Malaparte's dramas did not bring him the success he had hoped for. Du côté de chez Proust , which premiered in 1948, was based on the life of Marcel Proust. Also Das Kapital (1949), about Karl, went unnoticed. Cristo Proibito (Forbidden Christ), a film that Malaparte both scripted and directed, got lukewarm press comments in Italy. One reviewer said it was "inert, improbable and strangled by the literature." However, released in the United States in 1953 as Strange Deception, it was voted among the five best foreign films by National Board Of Review. Starring Raf Vallone, Rina Morelli and Alain Cuny the film was shot in and around the Tuscan village of Montepulciano. In the story a war veteran returns to his village to revenge the death of his brother, shot by the Germans. "Though this strange mixture of sacred and philosophical sentiments is continuously asking such questions as "Why must the innocent always pay?" it rarely offers any constructive answers." (A. W. in The New York Times, May 27, 1953) The music score contains a reference the Finnish folk song 'Karjalan kunnailla' (The Hills of Karelia).
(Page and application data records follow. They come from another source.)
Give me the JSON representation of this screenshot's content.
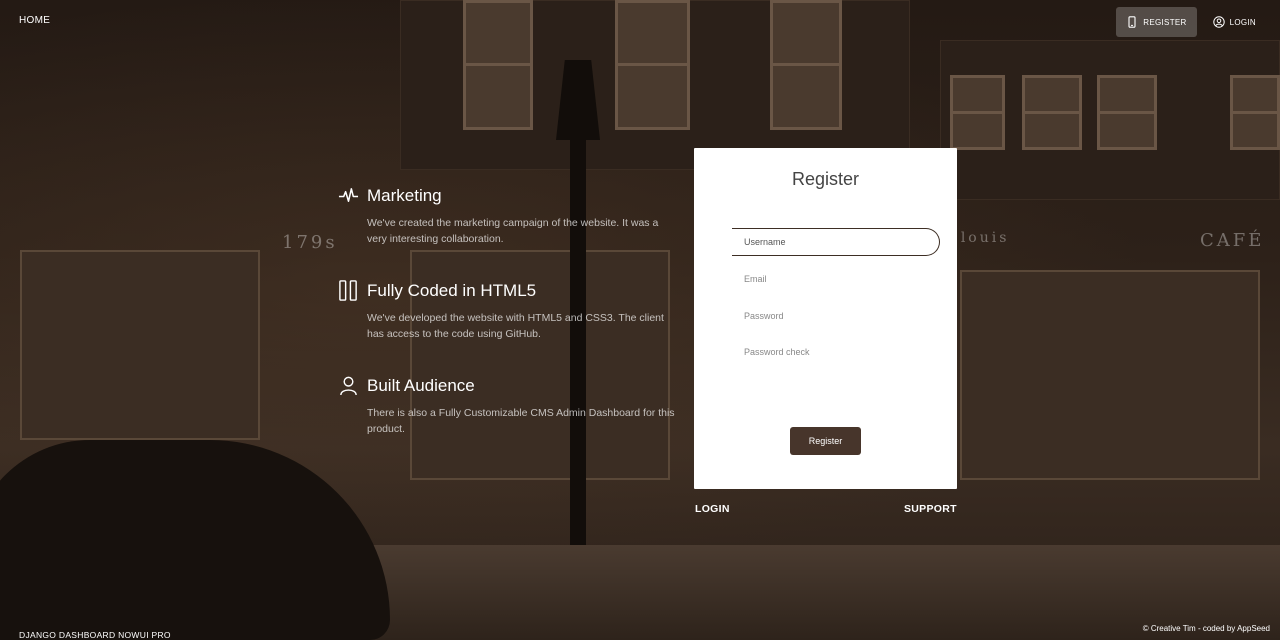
{
  "navbar": {
    "home_label": "HOME",
    "register_label": "REGISTER",
    "login_label": "LOGIN"
  },
  "features": [
    {
      "icon": "pulse-icon",
      "title": "Marketing",
      "description": "We've created the marketing campaign of the website. It was a very interesting collaboration."
    },
    {
      "icon": "html5-columns-icon",
      "title": "Fully Coded in HTML5",
      "description": "We've developed the website with HTML5 and CSS3. The client has access to the code using GitHub."
    },
    {
      "icon": "user-icon",
      "title": "Built Audience",
      "description": "There is also a Fully Customizable CMS Admin Dashboard for this product."
    }
  ],
  "register_card": {
    "title": "Register",
    "username_placeholder": "Username",
    "email_placeholder": "Email",
    "password_placeholder": "Password",
    "password_repeat_placeholder": "Password check",
    "submit_label": "Register"
  },
  "links": {
    "login": "LOGIN",
    "support": "SUPPORT"
  },
  "footer": {
    "brand": "DJANGO DASHBOARD NOWUI PRO",
    "copyright": "© Creative Tim - coded by AppSeed"
  },
  "colors": {
    "accent": "#47352b",
    "background": "#2b2019"
  }
}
Malaparte also produced the variety show Sexophone and planned to cross the United States on bicycle. Just before his death Malaparte completed the treatment of another film, Il Compagno P. After the establishment of The People's Republic of China in 1949 Malaparte became interested in the Maoist version of Communism, but his journey to China was cut short by illness, and he was flown back to Rome. Io in Russia e in Cina, a journal from the journey, was published posthumously in 1958. Malaparte's final book, Maledetti toscani (1956, Those Cursed Tuscans), an analysis of Tuscan character and attack on bourgeois culture, aroused much controversy in Italy as it was meant to do. Phoebe Adams wrote in the Atlantic Monthly, that on the whole, the book "tells little about Tuscany or anything else except Malaparte." Malaparte died of lung cancer in Rome on July 19, 1957. On his deathbed Malaparte converted to Catholicism – his last act of rebelliousness or final act of opportunism. His beautiful house Malaparte left to the Chinese Communist Government.
For further information: Malaparte, vies et légendes by Maurizio Serra (2011); Curzio Malaparte: The Narrative Contract Strained by William Hope (2000); Malaparte: A House Like Me by Michael McDonough (1999); World Authors 1900-1950 Vol. 3, by Martin Seymour-Smith and Andrew C. Kimmens (1996); Casa Malaparte by Marida Talamona (1992); Malaparte in Jassy by S. Astrachan (1989); Twentieth Century Writing, ed. by K. Richardson (1969); 'Lähikuva Curzio Malapartesta' by Matti Kurjensaari, foreword to the Finnish translation of Kaputt (1967); Letteratura italiana: i contemporanei, Vol. 2 (1975) - Other writers with nazi or fascist sympathies: Ezra Pound, Louis-Ferdinand Céline, Gabriele D'Annunzio, Knut Hamsun